• [Instructions to follow]:
Return all the lines below in which the string "pledged" appears.

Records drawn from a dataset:
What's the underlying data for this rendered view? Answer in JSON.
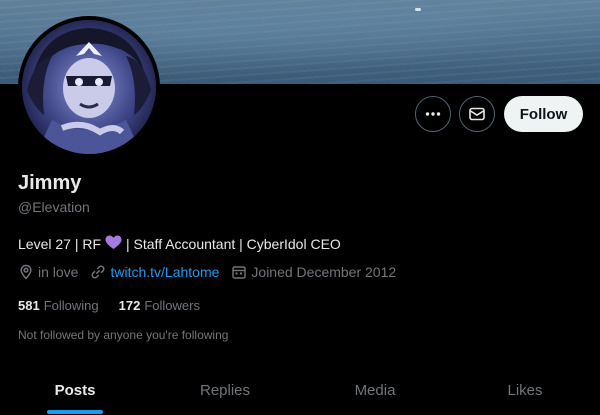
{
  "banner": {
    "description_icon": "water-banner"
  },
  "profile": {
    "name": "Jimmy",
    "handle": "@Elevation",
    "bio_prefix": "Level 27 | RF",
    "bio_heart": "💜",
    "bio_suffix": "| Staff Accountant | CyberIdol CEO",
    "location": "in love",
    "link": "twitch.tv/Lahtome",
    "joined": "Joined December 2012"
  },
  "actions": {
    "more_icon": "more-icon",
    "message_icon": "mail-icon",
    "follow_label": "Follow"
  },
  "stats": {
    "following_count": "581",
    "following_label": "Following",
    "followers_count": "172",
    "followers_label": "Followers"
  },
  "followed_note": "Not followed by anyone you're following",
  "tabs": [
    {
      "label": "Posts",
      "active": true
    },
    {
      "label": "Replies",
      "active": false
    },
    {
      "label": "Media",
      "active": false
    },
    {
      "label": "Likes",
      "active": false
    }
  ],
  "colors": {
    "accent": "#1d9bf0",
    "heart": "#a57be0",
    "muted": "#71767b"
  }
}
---
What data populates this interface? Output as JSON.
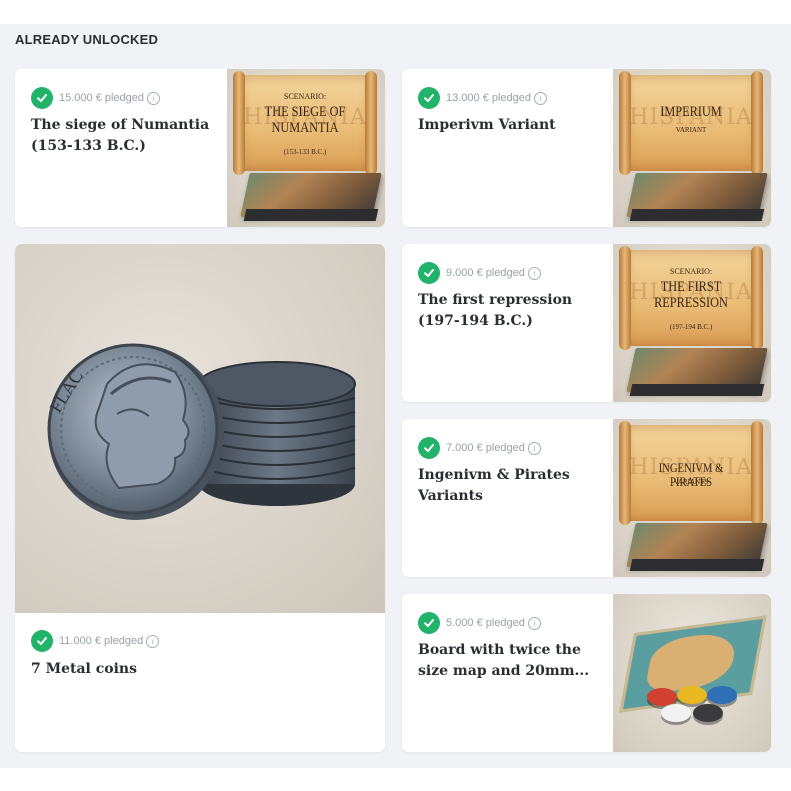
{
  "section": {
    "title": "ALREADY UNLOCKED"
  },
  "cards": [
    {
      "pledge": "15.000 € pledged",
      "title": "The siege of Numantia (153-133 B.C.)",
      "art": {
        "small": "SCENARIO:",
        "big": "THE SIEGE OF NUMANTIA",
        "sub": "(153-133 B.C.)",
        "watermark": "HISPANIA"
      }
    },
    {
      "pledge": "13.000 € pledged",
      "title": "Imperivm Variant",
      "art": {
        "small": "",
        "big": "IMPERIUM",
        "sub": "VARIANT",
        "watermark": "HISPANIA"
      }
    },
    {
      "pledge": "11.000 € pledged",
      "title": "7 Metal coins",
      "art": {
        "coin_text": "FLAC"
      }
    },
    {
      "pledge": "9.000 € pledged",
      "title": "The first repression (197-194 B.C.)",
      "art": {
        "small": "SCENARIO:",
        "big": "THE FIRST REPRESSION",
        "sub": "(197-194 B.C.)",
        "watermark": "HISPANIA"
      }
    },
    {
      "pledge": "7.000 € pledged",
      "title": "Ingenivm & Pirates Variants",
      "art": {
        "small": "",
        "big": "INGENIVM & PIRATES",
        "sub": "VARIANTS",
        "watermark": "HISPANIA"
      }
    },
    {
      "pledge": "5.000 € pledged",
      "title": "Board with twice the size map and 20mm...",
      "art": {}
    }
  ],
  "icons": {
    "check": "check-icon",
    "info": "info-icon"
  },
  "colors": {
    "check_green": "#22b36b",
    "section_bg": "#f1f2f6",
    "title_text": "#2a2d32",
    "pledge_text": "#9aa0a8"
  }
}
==
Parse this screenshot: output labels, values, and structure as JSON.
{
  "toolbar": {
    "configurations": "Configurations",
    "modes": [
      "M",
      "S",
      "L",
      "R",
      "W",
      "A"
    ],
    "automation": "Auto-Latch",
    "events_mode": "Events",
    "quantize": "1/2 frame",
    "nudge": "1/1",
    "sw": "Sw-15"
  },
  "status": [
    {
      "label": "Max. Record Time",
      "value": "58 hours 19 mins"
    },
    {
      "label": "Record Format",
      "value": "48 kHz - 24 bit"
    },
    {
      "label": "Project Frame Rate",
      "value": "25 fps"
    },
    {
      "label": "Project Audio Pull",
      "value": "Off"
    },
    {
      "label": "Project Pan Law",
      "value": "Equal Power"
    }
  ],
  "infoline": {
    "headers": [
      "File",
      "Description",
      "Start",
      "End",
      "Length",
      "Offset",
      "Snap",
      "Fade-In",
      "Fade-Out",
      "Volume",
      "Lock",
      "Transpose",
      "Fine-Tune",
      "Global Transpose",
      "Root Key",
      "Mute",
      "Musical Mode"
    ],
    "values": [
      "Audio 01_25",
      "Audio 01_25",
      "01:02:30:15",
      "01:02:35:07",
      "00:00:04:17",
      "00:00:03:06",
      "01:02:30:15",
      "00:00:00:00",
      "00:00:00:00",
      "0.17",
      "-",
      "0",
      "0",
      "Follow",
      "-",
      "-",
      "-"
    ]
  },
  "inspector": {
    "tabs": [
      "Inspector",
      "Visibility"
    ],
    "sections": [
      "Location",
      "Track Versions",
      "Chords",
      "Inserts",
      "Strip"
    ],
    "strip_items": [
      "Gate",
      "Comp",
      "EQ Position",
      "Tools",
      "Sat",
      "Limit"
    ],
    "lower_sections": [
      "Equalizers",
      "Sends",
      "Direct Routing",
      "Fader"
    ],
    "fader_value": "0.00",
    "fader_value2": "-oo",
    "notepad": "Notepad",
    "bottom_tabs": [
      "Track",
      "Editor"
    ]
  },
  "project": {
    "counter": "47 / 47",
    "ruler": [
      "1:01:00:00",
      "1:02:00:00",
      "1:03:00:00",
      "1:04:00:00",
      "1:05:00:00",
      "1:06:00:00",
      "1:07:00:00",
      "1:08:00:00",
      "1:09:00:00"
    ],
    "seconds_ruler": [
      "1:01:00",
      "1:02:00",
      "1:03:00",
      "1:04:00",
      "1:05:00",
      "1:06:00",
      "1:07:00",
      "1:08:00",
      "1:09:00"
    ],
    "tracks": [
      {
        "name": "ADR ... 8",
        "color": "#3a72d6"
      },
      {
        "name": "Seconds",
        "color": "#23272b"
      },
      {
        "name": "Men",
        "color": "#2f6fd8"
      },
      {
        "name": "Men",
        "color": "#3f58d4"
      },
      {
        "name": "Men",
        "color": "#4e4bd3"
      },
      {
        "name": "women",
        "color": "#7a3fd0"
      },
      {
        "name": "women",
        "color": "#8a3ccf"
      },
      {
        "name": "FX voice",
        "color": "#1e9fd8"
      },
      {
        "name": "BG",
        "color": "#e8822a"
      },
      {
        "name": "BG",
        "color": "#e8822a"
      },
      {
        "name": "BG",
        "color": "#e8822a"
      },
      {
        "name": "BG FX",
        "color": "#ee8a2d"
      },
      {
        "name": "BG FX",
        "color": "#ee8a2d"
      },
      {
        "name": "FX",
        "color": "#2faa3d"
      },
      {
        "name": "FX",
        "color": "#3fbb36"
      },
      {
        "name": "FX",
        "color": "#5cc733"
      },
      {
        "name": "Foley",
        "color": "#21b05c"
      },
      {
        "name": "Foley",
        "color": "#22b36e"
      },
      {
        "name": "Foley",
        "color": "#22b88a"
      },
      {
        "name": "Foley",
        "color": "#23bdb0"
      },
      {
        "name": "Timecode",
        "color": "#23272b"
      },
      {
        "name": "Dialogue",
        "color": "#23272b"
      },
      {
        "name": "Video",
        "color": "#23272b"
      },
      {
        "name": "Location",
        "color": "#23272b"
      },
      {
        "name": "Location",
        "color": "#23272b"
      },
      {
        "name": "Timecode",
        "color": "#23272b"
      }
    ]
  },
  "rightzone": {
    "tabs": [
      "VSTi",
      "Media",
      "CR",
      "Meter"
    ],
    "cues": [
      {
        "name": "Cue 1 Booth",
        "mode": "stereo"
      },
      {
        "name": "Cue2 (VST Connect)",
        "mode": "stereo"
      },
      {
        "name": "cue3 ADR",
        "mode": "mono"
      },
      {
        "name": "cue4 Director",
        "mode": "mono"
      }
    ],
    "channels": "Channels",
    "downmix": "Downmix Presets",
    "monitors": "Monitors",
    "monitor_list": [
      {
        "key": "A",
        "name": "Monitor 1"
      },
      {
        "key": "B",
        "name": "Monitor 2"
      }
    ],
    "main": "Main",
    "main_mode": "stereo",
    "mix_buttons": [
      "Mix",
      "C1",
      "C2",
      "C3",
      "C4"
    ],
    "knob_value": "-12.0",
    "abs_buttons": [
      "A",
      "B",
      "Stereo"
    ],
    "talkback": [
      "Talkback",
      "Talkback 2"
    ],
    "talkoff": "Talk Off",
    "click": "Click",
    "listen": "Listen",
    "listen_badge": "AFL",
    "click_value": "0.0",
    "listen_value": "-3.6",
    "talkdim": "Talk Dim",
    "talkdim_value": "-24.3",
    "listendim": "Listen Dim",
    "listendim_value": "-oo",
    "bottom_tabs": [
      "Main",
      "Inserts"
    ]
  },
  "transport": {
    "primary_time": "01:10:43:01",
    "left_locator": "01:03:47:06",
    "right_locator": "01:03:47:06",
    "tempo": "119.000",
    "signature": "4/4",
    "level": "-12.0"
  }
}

• [Written response]:
      "pledge": "15.000 € pledged",
      "pledge": "13.000 € pledged",
      "pledge": "11.000 € pledged",
      "pledge": "9.000 € pledged",
      "pledge": "7.000 € pledged",
      "pledge": "5.000 € pledged",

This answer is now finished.